BEGIN DATA EXCERPTS

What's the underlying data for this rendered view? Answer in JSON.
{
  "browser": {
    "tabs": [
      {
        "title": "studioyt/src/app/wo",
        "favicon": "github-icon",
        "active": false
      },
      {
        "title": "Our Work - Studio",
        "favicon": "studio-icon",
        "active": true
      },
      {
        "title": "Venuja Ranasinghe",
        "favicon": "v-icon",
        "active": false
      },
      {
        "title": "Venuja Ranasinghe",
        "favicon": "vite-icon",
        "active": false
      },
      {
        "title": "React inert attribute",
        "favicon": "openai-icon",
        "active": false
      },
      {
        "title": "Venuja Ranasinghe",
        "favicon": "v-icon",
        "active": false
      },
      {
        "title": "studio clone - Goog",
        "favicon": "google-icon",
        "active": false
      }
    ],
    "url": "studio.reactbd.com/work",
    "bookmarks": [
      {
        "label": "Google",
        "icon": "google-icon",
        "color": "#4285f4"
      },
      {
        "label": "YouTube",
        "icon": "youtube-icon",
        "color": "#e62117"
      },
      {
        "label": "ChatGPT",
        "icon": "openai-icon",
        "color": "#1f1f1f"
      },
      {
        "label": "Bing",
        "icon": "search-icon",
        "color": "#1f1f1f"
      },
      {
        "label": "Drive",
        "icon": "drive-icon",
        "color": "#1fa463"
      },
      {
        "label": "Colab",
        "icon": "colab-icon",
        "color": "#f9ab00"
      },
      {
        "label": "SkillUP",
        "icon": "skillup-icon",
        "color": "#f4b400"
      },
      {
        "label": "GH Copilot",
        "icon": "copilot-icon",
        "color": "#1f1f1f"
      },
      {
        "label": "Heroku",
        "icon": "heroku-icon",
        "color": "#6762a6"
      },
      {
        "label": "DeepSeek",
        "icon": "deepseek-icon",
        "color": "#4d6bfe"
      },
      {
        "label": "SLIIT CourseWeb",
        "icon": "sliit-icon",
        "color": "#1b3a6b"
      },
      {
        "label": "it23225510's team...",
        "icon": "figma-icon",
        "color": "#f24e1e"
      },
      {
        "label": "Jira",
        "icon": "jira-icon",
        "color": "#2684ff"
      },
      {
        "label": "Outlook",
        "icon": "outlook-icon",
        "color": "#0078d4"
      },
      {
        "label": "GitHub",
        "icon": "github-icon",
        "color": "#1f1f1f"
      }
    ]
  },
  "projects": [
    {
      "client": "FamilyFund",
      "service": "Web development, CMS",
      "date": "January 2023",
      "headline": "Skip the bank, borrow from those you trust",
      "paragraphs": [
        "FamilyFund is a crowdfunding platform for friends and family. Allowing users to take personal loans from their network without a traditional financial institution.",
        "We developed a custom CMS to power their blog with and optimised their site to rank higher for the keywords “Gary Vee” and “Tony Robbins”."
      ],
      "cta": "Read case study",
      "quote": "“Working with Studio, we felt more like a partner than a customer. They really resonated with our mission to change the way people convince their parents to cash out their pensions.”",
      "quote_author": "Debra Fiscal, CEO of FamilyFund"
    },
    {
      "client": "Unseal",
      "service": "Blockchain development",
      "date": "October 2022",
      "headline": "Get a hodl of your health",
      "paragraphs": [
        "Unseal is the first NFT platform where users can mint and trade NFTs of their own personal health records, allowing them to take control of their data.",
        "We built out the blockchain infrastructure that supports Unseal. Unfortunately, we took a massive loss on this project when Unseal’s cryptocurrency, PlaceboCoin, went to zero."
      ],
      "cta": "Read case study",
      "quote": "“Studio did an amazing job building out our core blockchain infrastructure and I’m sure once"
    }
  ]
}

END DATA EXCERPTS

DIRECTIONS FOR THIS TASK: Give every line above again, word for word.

WRITTEN RESPONSE:
What's the underlying data for this rendered view? Answer in JSON.
{
  "browser": {
    "tabs": [
      {
        "title": "studioyt/src/app/wo",
        "favicon": "github-icon",
        "active": false
      },
      {
        "title": "Our Work - Studio",
        "favicon": "studio-icon",
        "active": true
      },
      {
        "title": "Venuja Ranasinghe",
        "favicon": "v-icon",
        "active": false
      },
      {
        "title": "Venuja Ranasinghe",
        "favicon": "vite-icon",
        "active": false
      },
      {
        "title": "React inert attribute",
        "favicon": "openai-icon",
        "active": false
      },
      {
        "title": "Venuja Ranasinghe",
        "favicon": "v-icon",
        "active": false
      },
      {
        "title": "studio clone - Goog",
        "favicon": "google-icon",
        "active": false
      }
    ],
    "url": "studio.reactbd.com/work",
    "bookmarks": [
      {
        "label": "Google",
        "icon": "google-icon",
        "color": "#4285f4"
      },
      {
        "label": "YouTube",
        "icon": "youtube-icon",
        "color": "#e62117"
      },
      {
        "label": "ChatGPT",
        "icon": "openai-icon",
        "color": "#1f1f1f"
      },
      {
        "label": "Bing",
        "icon": "search-icon",
        "color": "#1f1f1f"
      },
      {
        "label": "Drive",
        "icon": "drive-icon",
        "color": "#1fa463"
      },
      {
        "label": "Colab",
        "icon": "colab-icon",
        "color": "#f9ab00"
      },
      {
        "label": "SkillUP",
        "icon": "skillup-icon",
        "color": "#f4b400"
      },
      {
        "label": "GH Copilot",
        "icon": "copilot-icon",
        "color": "#1f1f1f"
      },
      {
        "label": "Heroku",
        "icon": "heroku-icon",
        "color": "#6762a6"
      },
      {
        "label": "DeepSeek",
        "icon": "deepseek-icon",
        "color": "#4d6bfe"
      },
      {
        "label": "SLIIT CourseWeb",
        "icon": "sliit-icon",
        "color": "#1b3a6b"
      },
      {
        "label": "it23225510's team...",
        "icon": "figma-icon",
        "color": "#f24e1e"
      },
      {
        "label": "Jira",
        "icon": "jira-icon",
        "color": "#2684ff"
      },
      {
        "label": "Outlook",
        "icon": "outlook-icon",
        "color": "#0078d4"
      },
      {
        "label": "GitHub",
        "icon": "github-icon",
        "color": "#1f1f1f"
      }
    ]
  },
  "projects": [
    {
      "client": "FamilyFund",
      "service": "Web development, CMS",
      "date": "January 2023",
      "headline": "Skip the bank, borrow from those you trust",
      "paragraphs": [
        "FamilyFund is a crowdfunding platform for friends and family. Allowing users to take personal loans from their network without a traditional financial institution.",
        "We developed a custom CMS to power their blog with and optimised their site to rank higher for the keywords “Gary Vee” and “Tony Robbins”."
      ],
      "cta": "Read case study",
      "quote": "“Working with Studio, we felt more like a partner than a customer. They really resonated with our mission to change the way people convince their parents to cash out their pensions.”",
      "quote_author": "Debra Fiscal, CEO of FamilyFund"
    },
    {
      "client": "Unseal",
      "service": "Blockchain development",
      "date": "October 2022",
      "headline": "Get a hodl of your health",
      "paragraphs": [
        "Unseal is the first NFT platform where users can mint and trade NFTs of their own personal health records, allowing them to take control of their data.",
        "We built out the blockchain infrastructure that supports Unseal. Unfortunately, we took a massive loss on this project when Unseal’s cryptocurrency, PlaceboCoin, went to zero."
      ],
      "cta": "Read case study",
      "quote": "“Studio did an amazing job building out our core blockchain infrastructure and I’m sure once"
    }
  ]
}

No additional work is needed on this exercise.